As announced in 2015, Norwegian national broadcasters can now only be heard on Digital Audio Broadcasting (DAB), as opposed to the more traditional FM radio.

The old-school radio might be undergoing a technological revolution.

Almost all radios rely on frequency modulation (FM) technology, which was developed in the early 1930s. Radio channels are usually between 87.5 and 108.0 MHz ub bandwidth, which is also known as VHF (very high frequency). FM has been successfully and broadly used for more than half a century.

Meanwhile, DAB started as a research project in Europe in the 1980s. The Norwegian Broadcasting Corporation (NRK) launched the first DAB channel in the world on 1 June 1995, quickly followed by the BBC in the UK.


Subscribe to our newsletter and receive our new book for FREE
Join 50,000+ subscribers vaccinated against pseudoscience
Download NOW
By subscribing you agree to our Privacy Policy. Give it a try, you can unsubscribe anytime.

Animated diagram representing the difference between radio waves modulated by amplitude (AM) and by frequency (FM). Image via Wikipedia.

So what does this mean for consumers? First of all, it means new expenses — new radios or adapters are required to receive a DAB signal, which are usually priced at between €100 and €200 ($117 and $234). There’s also another disadvantage: broadcasters typically use DAB compression to such an extent that the sound quality is actually a bit lower than with FM, though there’s still a debate on how impactful that reduction really is. So then why switch in the first place?

When you get past these obstacles, DAB actually has significant advantages over FM. It offers a range of new features, including real-time information like song titles, music type and news or traffic updates up to 128 characters in length. It also contains local time information, which can be used to make real-time adjustments.
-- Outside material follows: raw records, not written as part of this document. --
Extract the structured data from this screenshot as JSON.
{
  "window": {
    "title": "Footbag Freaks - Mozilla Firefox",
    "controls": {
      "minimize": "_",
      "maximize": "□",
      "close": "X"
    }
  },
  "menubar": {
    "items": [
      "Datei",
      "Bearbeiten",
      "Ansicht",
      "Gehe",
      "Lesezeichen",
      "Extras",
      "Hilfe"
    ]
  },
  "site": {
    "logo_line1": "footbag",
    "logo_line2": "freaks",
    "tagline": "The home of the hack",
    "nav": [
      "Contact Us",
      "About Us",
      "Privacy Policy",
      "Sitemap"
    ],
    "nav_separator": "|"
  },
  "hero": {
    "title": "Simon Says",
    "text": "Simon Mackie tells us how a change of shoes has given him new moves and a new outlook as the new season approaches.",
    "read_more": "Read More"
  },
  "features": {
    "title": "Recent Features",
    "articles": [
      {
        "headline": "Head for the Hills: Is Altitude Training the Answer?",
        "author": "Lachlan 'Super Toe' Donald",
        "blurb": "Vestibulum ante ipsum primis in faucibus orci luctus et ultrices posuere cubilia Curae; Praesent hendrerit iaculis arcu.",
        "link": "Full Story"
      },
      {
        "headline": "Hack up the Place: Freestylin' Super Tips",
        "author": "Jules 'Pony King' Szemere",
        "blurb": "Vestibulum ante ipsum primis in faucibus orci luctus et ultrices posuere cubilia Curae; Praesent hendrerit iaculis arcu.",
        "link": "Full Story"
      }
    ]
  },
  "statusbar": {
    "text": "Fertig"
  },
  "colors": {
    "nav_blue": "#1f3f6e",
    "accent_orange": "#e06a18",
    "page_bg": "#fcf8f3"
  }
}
It also means you can have more channels than you can with FM. DAB does not use less bandwidth than FM, but it is less susceptible to co-channel interference (crosstalk), which means you can reduce the distance between different channels. It also connects to all channels automatically, offering the user a list to choose from, instead of connecting to each channel individually. Finally, DAB is cheaper to broadcast than FM — up to eight times cheaper, according to recent studies. So while the change is rather expensive, it saves money in the long run.
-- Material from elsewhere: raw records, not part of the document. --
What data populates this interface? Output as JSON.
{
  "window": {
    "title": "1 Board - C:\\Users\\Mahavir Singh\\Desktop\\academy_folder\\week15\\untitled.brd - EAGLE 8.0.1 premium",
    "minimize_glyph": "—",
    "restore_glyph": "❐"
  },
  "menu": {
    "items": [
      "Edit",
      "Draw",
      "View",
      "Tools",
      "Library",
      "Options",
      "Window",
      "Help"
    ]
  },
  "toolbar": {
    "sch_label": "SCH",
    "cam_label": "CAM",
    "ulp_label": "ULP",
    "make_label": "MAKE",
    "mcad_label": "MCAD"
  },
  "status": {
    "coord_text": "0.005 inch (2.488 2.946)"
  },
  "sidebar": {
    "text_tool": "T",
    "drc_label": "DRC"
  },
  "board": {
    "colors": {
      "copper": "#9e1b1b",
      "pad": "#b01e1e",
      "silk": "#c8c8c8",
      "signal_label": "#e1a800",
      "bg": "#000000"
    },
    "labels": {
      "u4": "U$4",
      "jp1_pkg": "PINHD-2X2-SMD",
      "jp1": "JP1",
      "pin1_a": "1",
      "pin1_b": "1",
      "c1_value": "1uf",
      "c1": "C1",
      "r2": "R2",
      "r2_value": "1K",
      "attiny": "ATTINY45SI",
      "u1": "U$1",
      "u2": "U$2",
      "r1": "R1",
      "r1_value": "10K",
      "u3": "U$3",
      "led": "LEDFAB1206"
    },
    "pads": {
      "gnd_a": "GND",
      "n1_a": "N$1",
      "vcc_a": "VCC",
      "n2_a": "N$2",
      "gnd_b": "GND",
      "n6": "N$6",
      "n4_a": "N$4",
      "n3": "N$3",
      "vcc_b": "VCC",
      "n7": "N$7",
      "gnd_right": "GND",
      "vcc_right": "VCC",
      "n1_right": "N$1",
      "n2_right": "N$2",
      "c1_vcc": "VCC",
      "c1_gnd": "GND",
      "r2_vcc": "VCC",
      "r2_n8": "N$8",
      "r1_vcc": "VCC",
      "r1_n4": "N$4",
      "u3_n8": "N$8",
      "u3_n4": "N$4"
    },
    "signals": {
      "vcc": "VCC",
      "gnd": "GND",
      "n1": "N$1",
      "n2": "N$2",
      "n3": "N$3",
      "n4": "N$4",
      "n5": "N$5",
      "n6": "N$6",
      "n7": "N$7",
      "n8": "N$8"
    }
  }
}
For now, local stations will still remain on FM, but national stations will completely move to DAB. Even the Svalbard archipelago in the Arctic has already made the switch.
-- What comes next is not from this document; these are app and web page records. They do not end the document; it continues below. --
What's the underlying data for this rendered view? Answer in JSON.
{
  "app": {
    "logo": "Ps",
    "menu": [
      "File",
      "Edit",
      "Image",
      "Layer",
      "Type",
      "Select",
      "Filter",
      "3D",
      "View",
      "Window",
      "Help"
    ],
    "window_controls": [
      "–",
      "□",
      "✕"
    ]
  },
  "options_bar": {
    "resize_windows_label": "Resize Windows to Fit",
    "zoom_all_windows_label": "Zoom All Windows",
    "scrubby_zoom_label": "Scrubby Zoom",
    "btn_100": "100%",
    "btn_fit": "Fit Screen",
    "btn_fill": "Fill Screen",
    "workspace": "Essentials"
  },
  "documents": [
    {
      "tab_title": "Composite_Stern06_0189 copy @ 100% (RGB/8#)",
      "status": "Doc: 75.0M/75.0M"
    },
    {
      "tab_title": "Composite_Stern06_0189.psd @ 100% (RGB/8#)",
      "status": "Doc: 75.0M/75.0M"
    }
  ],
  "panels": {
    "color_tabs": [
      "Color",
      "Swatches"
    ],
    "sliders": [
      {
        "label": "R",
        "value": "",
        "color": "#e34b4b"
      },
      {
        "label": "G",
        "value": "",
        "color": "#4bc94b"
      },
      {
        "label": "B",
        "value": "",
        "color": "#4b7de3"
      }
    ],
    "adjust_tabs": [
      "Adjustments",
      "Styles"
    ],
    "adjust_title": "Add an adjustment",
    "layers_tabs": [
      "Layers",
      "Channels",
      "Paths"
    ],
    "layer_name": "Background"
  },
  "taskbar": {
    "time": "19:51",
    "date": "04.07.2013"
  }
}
Not everyone is sold on this newer technology, but other countries such as Switzerland, Britain, and Denmark are due to follow suit and shift to DAB in the coming years.